• [SUPPLIED RECORDS]
____________

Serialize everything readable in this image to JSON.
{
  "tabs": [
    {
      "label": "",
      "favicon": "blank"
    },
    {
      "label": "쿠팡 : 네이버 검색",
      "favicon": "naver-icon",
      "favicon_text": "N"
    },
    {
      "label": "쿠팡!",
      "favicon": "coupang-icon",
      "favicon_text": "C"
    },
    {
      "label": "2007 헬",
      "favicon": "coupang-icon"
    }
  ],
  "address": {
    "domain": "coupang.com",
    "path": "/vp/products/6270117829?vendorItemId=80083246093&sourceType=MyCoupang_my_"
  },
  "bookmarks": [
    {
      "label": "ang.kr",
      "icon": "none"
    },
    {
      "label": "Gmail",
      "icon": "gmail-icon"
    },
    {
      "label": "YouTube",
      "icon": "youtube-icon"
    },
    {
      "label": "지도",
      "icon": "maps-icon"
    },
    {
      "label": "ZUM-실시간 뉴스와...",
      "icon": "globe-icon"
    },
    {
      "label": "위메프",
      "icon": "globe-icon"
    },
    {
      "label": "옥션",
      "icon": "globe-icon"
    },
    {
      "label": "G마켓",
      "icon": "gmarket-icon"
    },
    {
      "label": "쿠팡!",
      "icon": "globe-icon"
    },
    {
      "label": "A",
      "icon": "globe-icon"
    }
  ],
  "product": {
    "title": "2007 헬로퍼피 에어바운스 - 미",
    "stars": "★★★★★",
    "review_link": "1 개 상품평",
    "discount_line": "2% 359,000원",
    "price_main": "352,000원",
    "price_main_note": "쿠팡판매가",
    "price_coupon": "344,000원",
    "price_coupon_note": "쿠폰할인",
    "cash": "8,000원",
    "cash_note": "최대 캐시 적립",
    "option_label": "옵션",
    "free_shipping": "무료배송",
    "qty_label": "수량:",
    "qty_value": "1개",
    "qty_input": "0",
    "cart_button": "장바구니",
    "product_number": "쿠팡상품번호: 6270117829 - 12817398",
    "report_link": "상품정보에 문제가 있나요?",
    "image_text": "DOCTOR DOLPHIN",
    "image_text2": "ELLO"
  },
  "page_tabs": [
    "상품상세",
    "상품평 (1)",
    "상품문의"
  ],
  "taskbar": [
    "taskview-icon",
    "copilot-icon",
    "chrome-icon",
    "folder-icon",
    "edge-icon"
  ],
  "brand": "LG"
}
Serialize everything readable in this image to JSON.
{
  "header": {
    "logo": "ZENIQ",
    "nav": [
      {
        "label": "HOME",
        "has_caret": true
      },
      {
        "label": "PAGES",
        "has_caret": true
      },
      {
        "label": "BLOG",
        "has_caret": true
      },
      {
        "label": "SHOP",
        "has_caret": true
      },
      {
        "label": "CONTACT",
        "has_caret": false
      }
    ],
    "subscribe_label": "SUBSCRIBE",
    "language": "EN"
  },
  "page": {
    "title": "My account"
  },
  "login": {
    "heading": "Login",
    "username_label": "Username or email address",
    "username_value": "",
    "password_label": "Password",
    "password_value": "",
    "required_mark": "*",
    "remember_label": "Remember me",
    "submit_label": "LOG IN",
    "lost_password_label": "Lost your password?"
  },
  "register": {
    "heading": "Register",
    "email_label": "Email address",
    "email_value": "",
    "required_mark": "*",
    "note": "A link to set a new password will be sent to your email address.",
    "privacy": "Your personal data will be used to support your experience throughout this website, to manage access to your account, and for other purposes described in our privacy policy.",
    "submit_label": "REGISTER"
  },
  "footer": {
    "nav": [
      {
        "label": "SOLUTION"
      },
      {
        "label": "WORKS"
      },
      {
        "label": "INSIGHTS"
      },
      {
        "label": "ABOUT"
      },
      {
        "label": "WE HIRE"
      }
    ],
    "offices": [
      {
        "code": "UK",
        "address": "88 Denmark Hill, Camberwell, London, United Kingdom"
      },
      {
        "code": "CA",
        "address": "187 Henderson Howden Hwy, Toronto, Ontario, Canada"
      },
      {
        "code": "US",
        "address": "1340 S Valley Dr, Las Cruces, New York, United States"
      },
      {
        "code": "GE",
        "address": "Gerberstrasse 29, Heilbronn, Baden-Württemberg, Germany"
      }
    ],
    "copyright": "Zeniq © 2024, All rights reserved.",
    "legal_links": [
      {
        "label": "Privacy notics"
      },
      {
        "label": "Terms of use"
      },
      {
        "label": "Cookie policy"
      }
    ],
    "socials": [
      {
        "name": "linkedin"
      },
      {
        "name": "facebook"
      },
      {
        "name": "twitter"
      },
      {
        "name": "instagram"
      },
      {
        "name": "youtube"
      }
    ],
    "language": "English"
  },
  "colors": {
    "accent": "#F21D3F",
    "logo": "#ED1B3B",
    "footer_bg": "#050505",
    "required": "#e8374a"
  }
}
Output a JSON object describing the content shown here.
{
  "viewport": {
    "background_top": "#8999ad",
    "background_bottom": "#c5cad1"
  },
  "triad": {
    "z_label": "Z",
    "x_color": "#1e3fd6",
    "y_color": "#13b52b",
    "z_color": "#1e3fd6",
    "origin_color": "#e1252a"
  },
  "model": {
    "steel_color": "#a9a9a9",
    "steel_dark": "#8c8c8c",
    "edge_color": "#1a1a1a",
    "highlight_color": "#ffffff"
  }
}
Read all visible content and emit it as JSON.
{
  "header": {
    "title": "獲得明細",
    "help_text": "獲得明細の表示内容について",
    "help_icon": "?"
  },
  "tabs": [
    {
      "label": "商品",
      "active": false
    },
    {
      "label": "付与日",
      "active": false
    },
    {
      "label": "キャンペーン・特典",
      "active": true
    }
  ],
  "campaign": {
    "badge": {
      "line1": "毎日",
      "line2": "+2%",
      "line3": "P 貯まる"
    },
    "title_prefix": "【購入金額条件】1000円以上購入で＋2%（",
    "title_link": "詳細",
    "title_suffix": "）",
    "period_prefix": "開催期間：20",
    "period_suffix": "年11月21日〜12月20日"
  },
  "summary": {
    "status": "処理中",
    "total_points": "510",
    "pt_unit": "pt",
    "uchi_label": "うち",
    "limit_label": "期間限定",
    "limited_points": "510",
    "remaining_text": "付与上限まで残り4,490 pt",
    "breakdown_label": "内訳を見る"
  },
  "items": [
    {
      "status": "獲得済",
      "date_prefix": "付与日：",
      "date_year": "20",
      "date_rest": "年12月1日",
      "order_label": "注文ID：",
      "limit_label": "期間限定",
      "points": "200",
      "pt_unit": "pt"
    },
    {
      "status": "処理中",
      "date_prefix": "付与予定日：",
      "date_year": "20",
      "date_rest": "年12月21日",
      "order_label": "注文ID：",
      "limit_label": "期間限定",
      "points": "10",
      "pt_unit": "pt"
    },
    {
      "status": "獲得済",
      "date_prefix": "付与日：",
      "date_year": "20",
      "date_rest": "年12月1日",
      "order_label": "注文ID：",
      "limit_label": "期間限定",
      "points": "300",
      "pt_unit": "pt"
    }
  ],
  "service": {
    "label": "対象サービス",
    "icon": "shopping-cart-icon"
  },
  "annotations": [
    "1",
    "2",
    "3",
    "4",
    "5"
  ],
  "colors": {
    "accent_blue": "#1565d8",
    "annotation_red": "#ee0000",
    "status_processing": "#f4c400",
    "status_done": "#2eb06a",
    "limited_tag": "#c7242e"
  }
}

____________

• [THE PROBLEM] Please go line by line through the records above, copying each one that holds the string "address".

• [RESULT OF THE EXERCISE]
  "address": {
    "username_label": "Username or email address",
    "email_label": "Email address",
    "note": "A link to set a new password will be sent to your email address.",
        "address": "88 Denmark Hill, Camberwell, London, United Kingdom"
        "address": "187 Henderson Howden Hwy, Toronto, Ontario, Canada"
        "address": "1340 S Valley Dr, Las Cruces, New York, United States"
        "address": "Gerberstrasse 29, Heilbronn, Baden-Württemberg, Germany"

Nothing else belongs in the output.